I’ll post more later about this incredibly historic moment as more news comes out. Very exciting and encouraging news!

2008
05.15

OldVersion.com

About OldVersion.com

Sometimes upgrading to a newer version can be a good thing. Other times, your computer may not be compatible with the new version, the new version is bloated, or all the options you liked are no longer available. OldVersion.com has been supplying the online community with old versions of various programs since 2001. The service is utilized by thousands of users every day and has been featured in newspapers and magazines as well as on radio and television.

OldVersion.com has several objectives. One is to discourage the use of spyware by software companies. Also known as adware, these hidden programs come bundled with certain applications and secretly transmit user information via the Internet to advertisers. It is sometimes possible to avoid spyware by downloading an older version of a program. Use OldVersion.com and show the industry your dissatisfaction with these types of business practices.

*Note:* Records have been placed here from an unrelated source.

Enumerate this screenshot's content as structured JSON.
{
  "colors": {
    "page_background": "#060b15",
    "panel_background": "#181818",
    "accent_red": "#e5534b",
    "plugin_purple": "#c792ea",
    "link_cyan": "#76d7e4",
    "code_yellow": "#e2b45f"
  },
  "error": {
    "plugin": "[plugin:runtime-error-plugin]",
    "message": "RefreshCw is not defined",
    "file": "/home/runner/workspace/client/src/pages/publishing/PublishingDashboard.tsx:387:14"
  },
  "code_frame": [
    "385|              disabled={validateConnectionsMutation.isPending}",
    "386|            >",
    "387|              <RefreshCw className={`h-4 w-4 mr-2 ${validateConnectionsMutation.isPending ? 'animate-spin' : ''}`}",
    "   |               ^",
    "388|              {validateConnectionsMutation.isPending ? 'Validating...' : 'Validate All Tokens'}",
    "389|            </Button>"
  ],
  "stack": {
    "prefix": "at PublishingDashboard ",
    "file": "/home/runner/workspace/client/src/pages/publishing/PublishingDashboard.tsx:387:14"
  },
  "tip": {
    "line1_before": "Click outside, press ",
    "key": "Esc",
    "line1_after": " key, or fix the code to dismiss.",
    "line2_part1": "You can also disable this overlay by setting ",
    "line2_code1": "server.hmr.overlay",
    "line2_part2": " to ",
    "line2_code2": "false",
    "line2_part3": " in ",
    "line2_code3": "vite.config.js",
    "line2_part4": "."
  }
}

OldVersion.com assists computer users who are unable to continually upgrade their computer. Those who find that their machine is not able to run the latest version of a certain application have no choice but to use an old version of the program. Unfortunately, the vast majority of software companies do not offer this opportunity. We are doing our small part to help bridge the digital divide by allowing everyone to enjoy the same software titles regardless of their hardware.

We believe that every computer user has the right to use a version of the product that he or she is most comfortable with, not the one dictated by the software developer, so we provide access to the files that are no longer obtainable. BulletProof Software is one company that recognized this right and helped us to build our archive. One day, we hope to see both small companies and major corporations with their very own, easy-to-find old version section.

Lastly, there is a need to archive cultural artifacts. If software is allowed to disappear into the past, a piece of history is lost. People must have access to this data in order to understand the direction of computer industry and civilization as a whole.

My #1 recommendation of old software to try is Paint Shop Pro. I know the newer versions can do all kinds of crazy stuff, but I personally like the simplicity and light resource load of PSP version 4.12 (which is what I’ve been using since the late 90’s for almost all of website graphics).